Mid Month Musings
by Ron Marinucci, Jan. 20, 2010
Mid Month Musings
I enjoy winter running. In fact, I might be the exception, but it’s my favorite running season.
I don’t race much, if at all, from mid-November to April. And I don’t run inside, eschewing the treadmill in the basement and local indoor tracks. I’ve run in as much as 9-10” of snow and with temperatures as low as 12 below zero. But, I enjoy it all.
Winter running is just getting out there and, often, just sloshing around. Conditions prevent much in the way of fast or really long training (although I did spend two winters training for a certain April marathon). Precautions peculiar to those conditions must be taken for safety; snowy and icy trails and roads require careful negotiation. We have to dress properly. Limited daylight hours also mean adjustments to when we can run.
Often, if I want to run in the winter months, I have to run in the dark, in the early morning or the evening. Traffic, potholes, and slippery surfaces demand more attention than usual. I was reminded of this on a recent pre-dawn run—with my blind training buddy Michael Holmes. We came close to falling more than once. As Michael often jokes, “it was the blind leading the blind.”
Despite all this, it is invigorating to run in colder, crisp temperatures. Freshly fallen snow creates a beautiful landscape, turning regular running routes into fantasy ones. Even running in the dark, under stars that seem to twinkle more brightly than usual, is an adventure. It’s something Warren Kay calls “a spiritual experience” in his good book Sacred Running.
And with fewer hours for running, there are extra hours in the week to read. Over the past couple of months I took advantage of this. Two books about running stand out.
The first was Born to Run: A Hidden Tribe, Superathletes, and the Greatest Race the World Has Never Seen, by Christopher McDougall. My son Matt gave it to me for Christmas. He has a knack for choosing books I enjoy. This one kept his record perfect. Born to Run tells of McDougall’s experiences with the Tarahumara Indians of northern Mexico.
Perhaps you’re familiar with their distance running exploits. Some, like running for days and hundreds of miles at a time, seem legendary and beyond credibility. Yet, McDougall chronicles those amazing feats, bringing readers face to face with Tarahumara legends.
He also finds a variety of other characters, several American ultra champions, a mysterious figure known mostly as “Caballo Blanco” (The White Ghost), and “Barefoot Ted” (more about this “barefoot” part in February’s column). Among other things, the adventure leads to an exciting culmination, a 50-mile ultra-run in the northern Mexico canyon home of the Tarahumara, an event with just a handful of invited participants.
McDougall gives us several geography lessons, from northern Mexico to the Colorado Rockies and Death Valley, California. He also provides some history of the legendary ultras at Leadville and Badwater. Physiologists, biologists, and even running coaches offer some interesting and controversial theories on long-distance running, including what McDougall comes to believe—that humans were “born to run.”
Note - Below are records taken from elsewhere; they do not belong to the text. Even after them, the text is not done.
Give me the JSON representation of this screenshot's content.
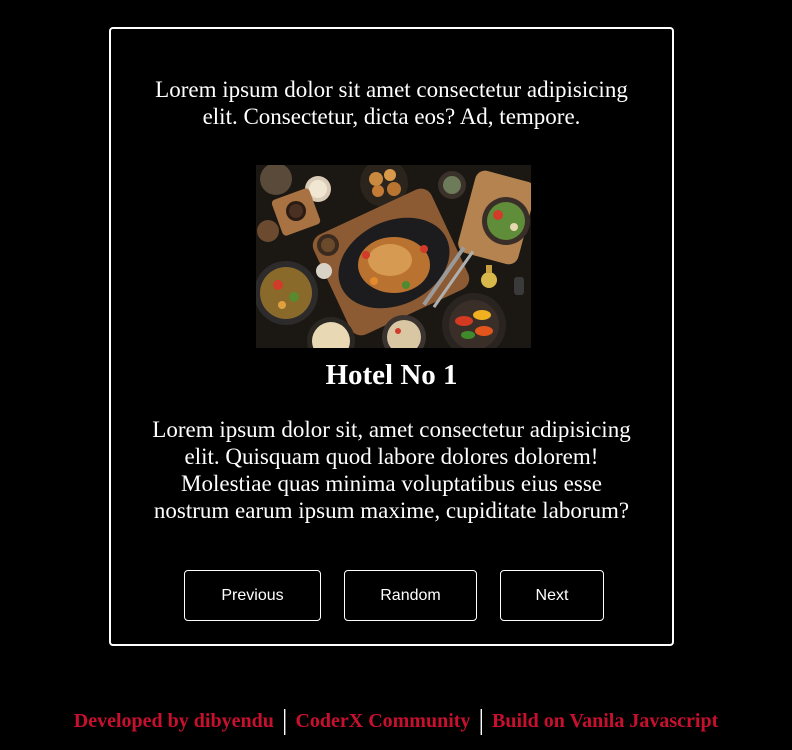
{
  "card": {
    "intro_text": "Lorem ipsum dolor sit amet consectetur adipisicing elit. Consectetur, dicta eos? Ad, tempore.",
    "title": "Hotel No 1",
    "description": "Lorem ipsum dolor sit, amet consectetur adipisicing elit. Quisquam quod labore dolores dolorem! Molestiae quas minima voluptatibus eius esse nostrum earum ipsum maxime, cupiditate laborum?",
    "buttons": {
      "previous": "Previous",
      "random": "Random",
      "next": "Next"
    }
  },
  "footer": {
    "author": "Developed by dibyendu",
    "separator": "|",
    "community": "CoderX Community",
    "built_with": "Build on Vanila Javascript"
  },
  "colors": {
    "background": "#000000",
    "text": "#ffffff",
    "accent": "#c8102e"
  }
}
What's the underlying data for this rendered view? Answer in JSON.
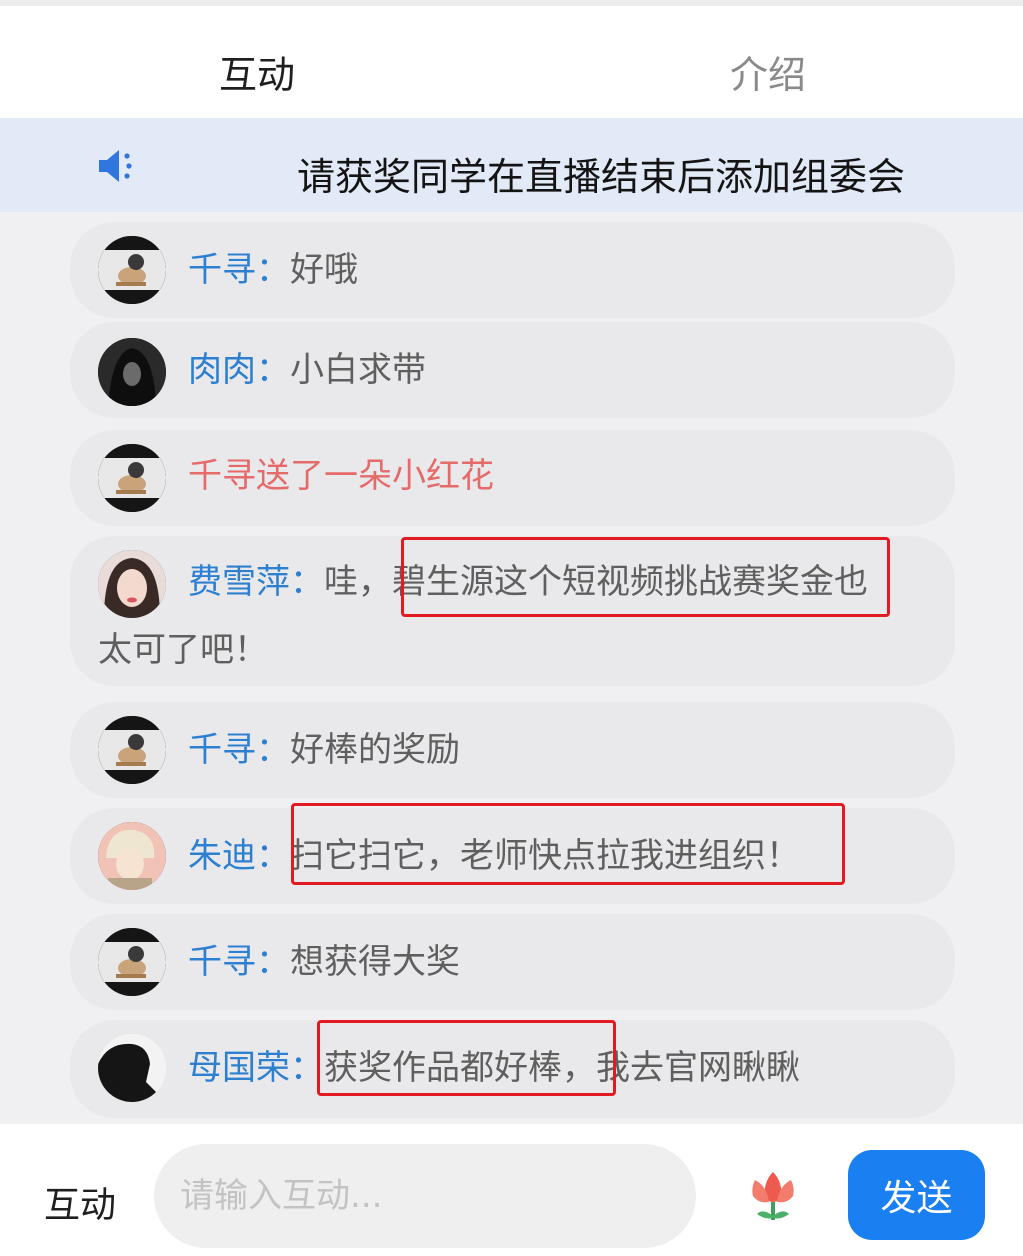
{
  "tabs": {
    "interact": "互动",
    "intro": "介绍"
  },
  "notice": {
    "icon": "speaker-icon",
    "text": "请获奖同学在直播结束后添加组委会"
  },
  "messages": [
    {
      "name": "千寻：",
      "text": "好哦",
      "avatar": "penguin-avatar"
    },
    {
      "name": "肉肉：",
      "text": "小白求带",
      "avatar": "dark-hair-avatar"
    },
    {
      "gift": "千寻送了一朵小红花",
      "avatar": "penguin-avatar"
    },
    {
      "name": "费雪萍：",
      "text": "哇，",
      "text_hl": "碧生源这个短视频挑战赛奖金",
      "text_after": "也",
      "text_line2": "太可了吧！",
      "avatar": "girl-avatar"
    },
    {
      "name": "千寻：",
      "text": "好棒的奖励",
      "avatar": "penguin-avatar"
    },
    {
      "name": "朱迪：",
      "text_hl": "扫它扫它，老师快点拉我进组织！",
      "avatar": "anime-boy-avatar"
    },
    {
      "name": "千寻：",
      "text": "想获得大奖",
      "avatar": "penguin-avatar"
    },
    {
      "name": "母国荣：",
      "text_hl": "获奖作品都好棒，",
      "text_after": "我去官网瞅瞅",
      "avatar": "silhouette-avatar"
    }
  ],
  "bottom_bar": {
    "label": "互动",
    "input_placeholder": "请输入互动...",
    "flower_icon": "flower-icon",
    "send_label": "发送"
  },
  "colors": {
    "name_blue": "#2d7fd0",
    "gift_red": "#e56a6a",
    "highlight_red": "#e21b23",
    "send_blue": "#1a7ff0",
    "notice_bg": "#e3eaf7"
  }
}
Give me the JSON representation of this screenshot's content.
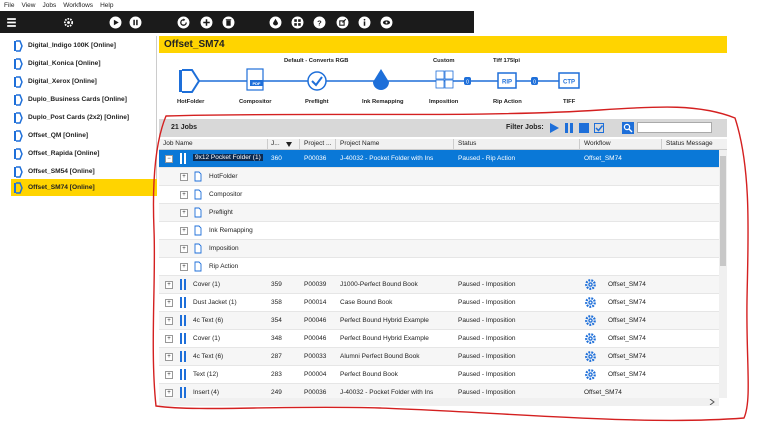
{
  "menu": [
    "File",
    "View",
    "Jobs",
    "Workflows",
    "Help"
  ],
  "toolbar_icons": [
    "menu-icon",
    "settings-icon",
    "play-icon",
    "pause-icon",
    "refresh-icon",
    "add-icon",
    "delete-icon",
    "ink-icon",
    "tree-icon",
    "help-icon",
    "export-icon",
    "info-icon",
    "view-icon"
  ],
  "sidebar": {
    "items": [
      {
        "label": "Digital_Indigo 100K [Online]"
      },
      {
        "label": "Digital_Konica [Online]"
      },
      {
        "label": "Digital_Xerox [Online]"
      },
      {
        "label": "Duplo_Business Cards [Online]"
      },
      {
        "label": "Duplo_Post Cards (2x2) [Online]"
      },
      {
        "label": "Offset_QM [Online]"
      },
      {
        "label": "Offset_Rapida [Online]"
      },
      {
        "label": "Offset_SM54 [Online]"
      },
      {
        "label": "Offset_SM74 [Online]"
      }
    ]
  },
  "title": "Offset_SM74",
  "workflow": {
    "top_labels": {
      "default": "Default - Converts RGB",
      "custom": "Custom",
      "tiff": "Tiff 175lpi"
    },
    "steps": [
      "HotFolder",
      "Compositor",
      "Preflight",
      "Ink Remapping",
      "Imposition",
      "Rip Action",
      "TIFF"
    ],
    "step_texts": {
      "pdf": "PDF",
      "imposition": "1|2|3|4",
      "rip": "RIP",
      "ctp": "CTP",
      "count": "0"
    }
  },
  "jobs_bar": {
    "count": "21 Jobs",
    "filter_label": "Filter Jobs:",
    "search_placeholder": ""
  },
  "columns": [
    "Job Name",
    "J...",
    "Project ...",
    "Project Name",
    "Status",
    "Workflow",
    "Status Message"
  ],
  "jobs_expanded": {
    "name": "9x12 Pocket Folder (1)",
    "j": "360",
    "proj": "P00036",
    "pname": "J-40032 - Pocket Folder with Ins",
    "status": "Paused - Rip Action",
    "workflow": "Offset_SM74",
    "subitems": [
      "HotFolder",
      "Compositor",
      "Preflight",
      "Ink Remapping",
      "Imposition",
      "Rip Action"
    ]
  },
  "jobs": [
    {
      "name": "Cover (1)",
      "j": "359",
      "proj": "P00039",
      "pname": "J1000-Perfect Bound Book",
      "status": "Paused - Imposition",
      "workflow": "Offset_SM74"
    },
    {
      "name": "Dust Jacket (1)",
      "j": "358",
      "proj": "P00014",
      "pname": "Case Bound Book",
      "status": "Paused - Imposition",
      "workflow": "Offset_SM74"
    },
    {
      "name": "4c Text (6)",
      "j": "354",
      "proj": "P00046",
      "pname": "Perfect Bound Hybrid Example",
      "status": "Paused - Imposition",
      "workflow": "Offset_SM74"
    },
    {
      "name": "Cover (1)",
      "j": "348",
      "proj": "P00046",
      "pname": "Perfect Bound Hybrid Example",
      "status": "Paused - Imposition",
      "workflow": "Offset_SM74"
    },
    {
      "name": "4c Text (6)",
      "j": "287",
      "proj": "P00033",
      "pname": "Alumni Perfect Bound Book",
      "status": "Paused - Imposition",
      "workflow": "Offset_SM74"
    },
    {
      "name": "Text (12)",
      "j": "283",
      "proj": "P00004",
      "pname": "Perfect Bound Book",
      "status": "Paused - Imposition",
      "workflow": "Offset_SM74"
    },
    {
      "name": "Insert (4)",
      "j": "249",
      "proj": "P00036",
      "pname": "J-40032 - Pocket Folder with Ins",
      "status": "Paused - Imposition",
      "workflow": "Offset_SM74"
    }
  ],
  "colors": {
    "accent": "#ffd400",
    "selection": "#0a78d7",
    "icon_blue": "#1e6fd9",
    "annotation": "#d42020"
  }
}
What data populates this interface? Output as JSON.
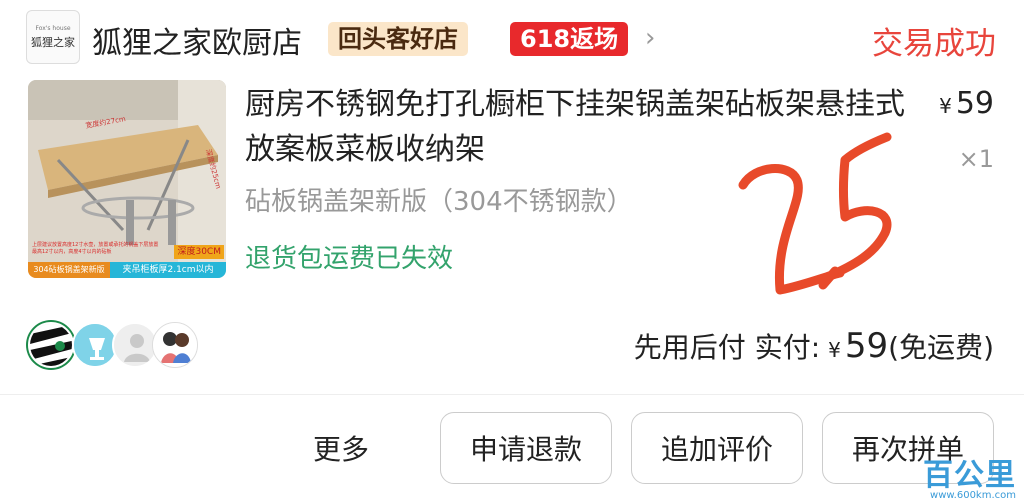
{
  "store": {
    "logo_small": "Fox's house",
    "logo_text": "狐狸之家",
    "name": "狐狸之家欧厨店",
    "badge_repeat": "回头客好店",
    "badge_618": "618返场",
    "chevron": "›"
  },
  "order_status": "交易成功",
  "product": {
    "title": "厨房不锈钢免打孔橱柜下挂架锅盖架砧板架悬挂式放案板菜板收纳架",
    "price_currency": "¥",
    "price": "59",
    "quantity": "×1",
    "sku": "砧板锅盖架新版（304不锈钢款）",
    "return_note": "退货包运费已失效",
    "thumb": {
      "tag_left": "304砧板锅盖架新版",
      "tag_right": "夹吊柜板厚2.1cm以内",
      "tag_depth": "深度30CM",
      "small_text": "上层建议放置高度12寸水壶，放置或承托的锅盖下层放置最高12寸以内，高度4寸以内的砧板",
      "width_label": "宽度约27cm",
      "depth_label": "深度约25cm"
    }
  },
  "handwriting_text": "25",
  "payment": {
    "label": "先用后付 实付:",
    "currency": "¥",
    "amount": "59",
    "note": "(免运费)"
  },
  "actions": {
    "more": "更多",
    "refund": "申请退款",
    "review": "追加评价",
    "reorder": "再次拼单"
  },
  "watermark": {
    "main": "百公里",
    "url": "www.600km.com"
  },
  "colors": {
    "status_red": "#e8453c",
    "badge_618_red": "#e8292c",
    "green_note": "#33a36c",
    "handwriting": "#e84a2a"
  }
}
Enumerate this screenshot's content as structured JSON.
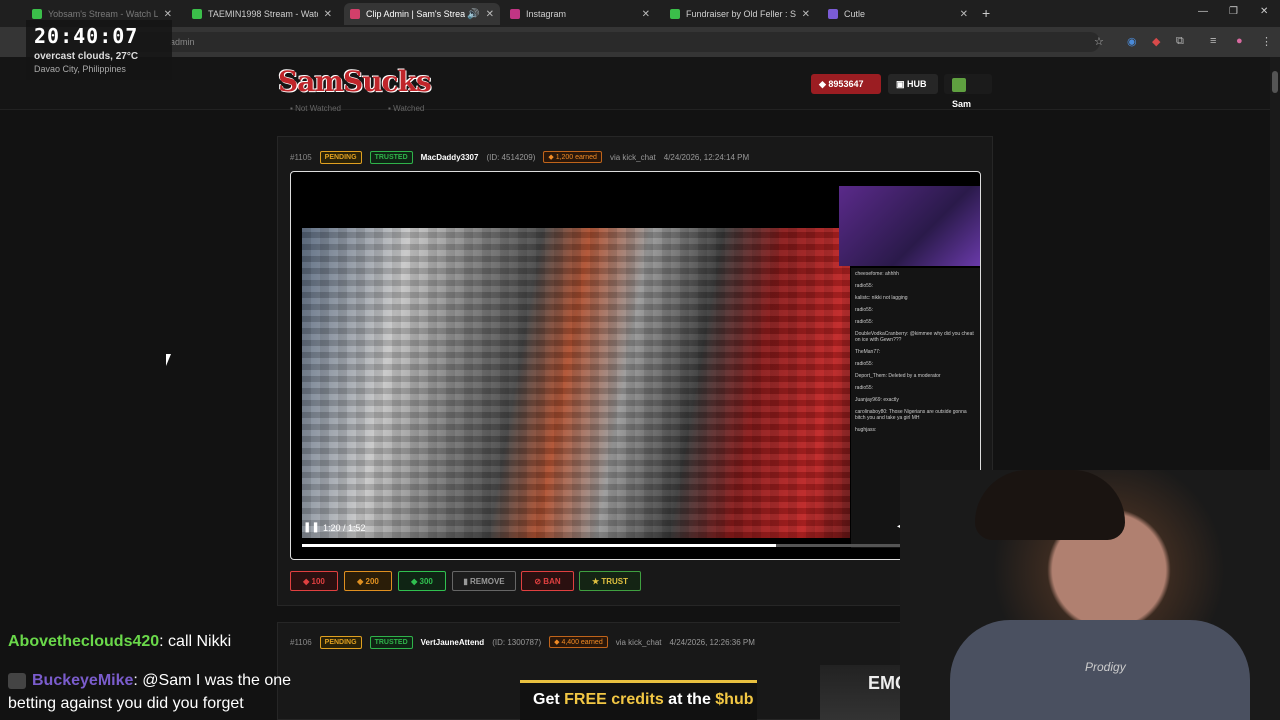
{
  "browser": {
    "tabs": [
      {
        "label": "Yobsam's Stream - Watch Li",
        "color": "#3bbf4a",
        "active": false
      },
      {
        "label": "TAEMIN1998 Stream - Watch Li",
        "color": "#3bbf4a",
        "active": false
      },
      {
        "label": "Clip Admin | Sam's Stream",
        "color": "#d23f6a",
        "active": true
      },
      {
        "label": "Instagram",
        "color": "#c13584",
        "active": false
      },
      {
        "label": "Fundraiser by Old Feller : Suppo",
        "color": "#3bbf4a",
        "active": false
      },
      {
        "label": "Cutle",
        "color": "#7b5cd6",
        "active": false
      }
    ],
    "url": "admin"
  },
  "clock": {
    "time": "20:40:07",
    "weather": "overcast clouds, 27°C",
    "location": "Davao City, Philippines"
  },
  "site": {
    "logo": "SamSucks",
    "credits": "8953647",
    "hub_label": "HUB",
    "user": "Sam",
    "filters": [
      "Not Watched",
      "Watched"
    ]
  },
  "clips": [
    {
      "number": "#1105",
      "status": "PENDING",
      "trust": "TRUSTED",
      "username": "MacDaddy3307",
      "id": "(ID: 4514209)",
      "earned": "1,200 earned",
      "via": "via kick_chat",
      "date": "4/24/2026, 12:24:14 PM",
      "player": {
        "time": "1:20 / 1:52",
        "progress": 0.71
      }
    },
    {
      "number": "#1106",
      "status": "PENDING",
      "trust": "TRUSTED",
      "username": "VertJauneAttend",
      "id": "(ID: 1300787)",
      "earned": "4,400 earned",
      "via": "via kick_chat",
      "date": "4/24/2026, 12:26:36 PM"
    }
  ],
  "actions": {
    "a100": "100",
    "a200": "200",
    "a300": "300",
    "remove": "REMOVE",
    "ban": "BAN",
    "trust": "TRUST"
  },
  "stream_chat": [
    {
      "name": "Abovetheclouds420",
      "message": ": call Nikki"
    },
    {
      "name": "BuckeyeMike",
      "message": ": @Sam I was the one betting against you did you forget"
    }
  ],
  "banner": {
    "pre": "Get ",
    "highlight1": "FREE credits",
    "mid": " at the ",
    "highlight2": "$hub"
  },
  "emg_text": "EMG TO",
  "webcam_shirt": "Prodigy",
  "video_chat_lines": [
    "cheesefome: ahhhh",
    "radio55:",
    "kalistc: nikki not lagging",
    "radio55:",
    "radio55:",
    "DoubleVodkaCranberry: @kimmee why did you cheat on ice with Gewn???",
    "TheMan77:",
    "radio55:",
    "Deport_Them: Deleted by a moderator",
    "radio55:",
    "Juanjay969: exactly",
    "carolinaboy80: Those Nigerians are outside gonna bitch you and take ya girl MH",
    "hughjass:"
  ]
}
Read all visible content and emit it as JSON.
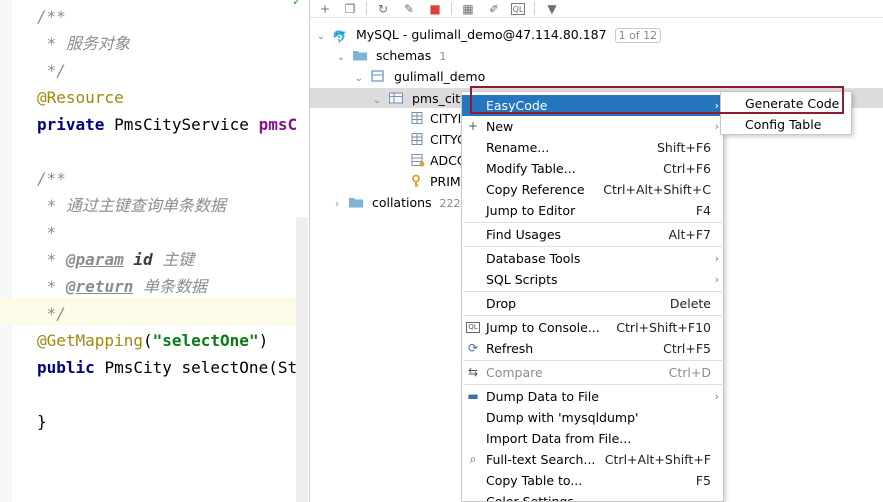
{
  "editor": {
    "lines": [
      {
        "parts": [
          {
            "c": "c-com",
            "t": "/**"
          }
        ]
      },
      {
        "parts": [
          {
            "c": "c-com",
            "t": " * 服务对象"
          }
        ]
      },
      {
        "parts": [
          {
            "c": "c-com",
            "t": " */"
          }
        ]
      },
      {
        "parts": [
          {
            "c": "c-ann",
            "t": "@Resource"
          }
        ]
      },
      {
        "parts": [
          {
            "c": "c-kw",
            "t": "private "
          },
          {
            "c": "c-plain",
            "t": "PmsCityService "
          },
          {
            "c": "c-fld",
            "t": "pmsC"
          }
        ]
      },
      {
        "parts": []
      },
      {
        "parts": [
          {
            "c": "c-com",
            "t": "/**"
          }
        ]
      },
      {
        "parts": [
          {
            "c": "c-com",
            "t": " * 通过主键查询单条数据"
          }
        ]
      },
      {
        "parts": [
          {
            "c": "c-com",
            "t": " *"
          }
        ]
      },
      {
        "parts": [
          {
            "c": "c-com",
            "t": " * "
          },
          {
            "c": "c-tag",
            "t": "@param"
          },
          {
            "c": "c-com",
            "t": " "
          },
          {
            "c": "c-par",
            "t": "id"
          },
          {
            "c": "c-com",
            "t": " 主键"
          }
        ]
      },
      {
        "parts": [
          {
            "c": "c-com",
            "t": " * "
          },
          {
            "c": "c-tag",
            "t": "@return"
          },
          {
            "c": "c-com",
            "t": " 单条数据"
          }
        ]
      },
      {
        "parts": [
          {
            "c": "c-com",
            "t": " */"
          }
        ]
      },
      {
        "parts": [
          {
            "c": "c-ann",
            "t": "@GetMapping"
          },
          {
            "c": "c-plain",
            "t": "("
          },
          {
            "c": "c-str",
            "t": "\"selectOne\""
          },
          {
            "c": "c-plain",
            "t": ")"
          }
        ]
      },
      {
        "parts": [
          {
            "c": "c-kw",
            "t": "public "
          },
          {
            "c": "c-plain",
            "t": "PmsCity selectOne(St"
          }
        ]
      },
      {
        "parts": []
      },
      {
        "parts": [
          {
            "c": "c-plain",
            "t": "}"
          }
        ]
      }
    ]
  },
  "tree": {
    "connection": {
      "label": "MySQL - gulimall_demo@47.114.80.187",
      "badge": "1 of 12"
    },
    "schemas": {
      "label": "schemas",
      "count": "1"
    },
    "schema": {
      "label": "gulimall_demo"
    },
    "table": {
      "label": "pms_city"
    },
    "children": [
      {
        "label": "CITYI",
        "icon": "column-icon"
      },
      {
        "label": "CITYC",
        "icon": "column-icon"
      },
      {
        "label": "ADCO",
        "icon": "index-icon"
      },
      {
        "label": "PRIM",
        "icon": "key-icon"
      }
    ],
    "collations": {
      "label": "collations",
      "count": "222"
    }
  },
  "context_menu": {
    "items": [
      {
        "label": "EasyCode",
        "submenu": true,
        "selected": true,
        "icon": ""
      },
      {
        "label": "New",
        "submenu": true,
        "icon": "plus-icon"
      },
      {
        "label": "Rename...",
        "shortcut": "Shift+F6"
      },
      {
        "label": "Modify Table...",
        "shortcut": "Ctrl+F6"
      },
      {
        "label": "Copy Reference",
        "shortcut": "Ctrl+Alt+Shift+C"
      },
      {
        "label": "Jump to Editor",
        "shortcut": "F4"
      },
      {
        "sep": true
      },
      {
        "label": "Find Usages",
        "shortcut": "Alt+F7"
      },
      {
        "sep": true
      },
      {
        "label": "Database Tools",
        "submenu": true
      },
      {
        "label": "SQL Scripts",
        "submenu": true
      },
      {
        "sep": true
      },
      {
        "label": "Drop",
        "shortcut": "Delete"
      },
      {
        "sep": true
      },
      {
        "label": "Jump to Console...",
        "shortcut": "Ctrl+Shift+F10",
        "icon": "console-icon"
      },
      {
        "label": "Refresh",
        "shortcut": "Ctrl+F5",
        "icon": "refresh-icon"
      },
      {
        "sep": true
      },
      {
        "label": "Compare",
        "shortcut": "Ctrl+D",
        "disabled": true,
        "icon": "compare-icon"
      },
      {
        "sep": true
      },
      {
        "label": "Dump Data to File",
        "submenu": true,
        "icon": "dump-icon"
      },
      {
        "label": "Dump with 'mysqldump'"
      },
      {
        "label": "Import Data from File..."
      },
      {
        "label": "Full-text Search...",
        "shortcut": "Ctrl+Alt+Shift+F",
        "icon": "search-icon"
      },
      {
        "label": "Copy Table to...",
        "shortcut": "F5"
      },
      {
        "label": "Color Settings..."
      }
    ]
  },
  "submenu": {
    "items": [
      {
        "label": "Generate Code"
      },
      {
        "label": "Config Table"
      }
    ]
  },
  "colors": {
    "selection": "#2675bf",
    "highlight_box": "#8e1b2f"
  }
}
The second book comes from well-known running writer Hal Higdon. Higdon has written several dozen books, most of them training guides, and countless articles in magazines such as Runner’s World. Marathon: The Ultimate Training Guide is a novel that follows the 72 hours leading up to the thinly-veiled Lake City Marathon, one with more than 50,000 participants.
Higdon has created, in the words of one of his characters, “so many story lines.” The main character, race director Peter McDonald, is faced with the many responsibilities of putting on a mega-marathon. Among the subplots are startling announcements from a returning champion and a world record holder, a “mystery girl” who unwittingly challenges the leaders, prompting many to question “Who are you?”; the appearance of the decidedly anti-running new marathon sponsors, who must be won over; and a budding romantic interest between McDonald and a new media face in town. Even the weather provides excitement and intrigue. Perhaps most compelling is the participation of “Celebrity X,” whose identity is known only to McDonald and, of course, the readers. Even with “so many story lines,” Higdon skillfully weaves them to a dramatic, exciting conclusion.
Runners will enjoy Higdon’s inside look at a mega-marathon, from perspectives of runners, race director, media, and even nonrunners. Those nonrunners will also find much to like, even getting a flavor for the marathon’s appeal. (You can find a lengthier review of Marathon at http://www.trainingpeaks.com/bbs-forum/forums/thread-view.asp?tid=53091&posts=10
So, if you find you have some extra time on your hands due to the limitations of winter running, do yourself a favor and pick up one or both of these books. You won’t be disappointed.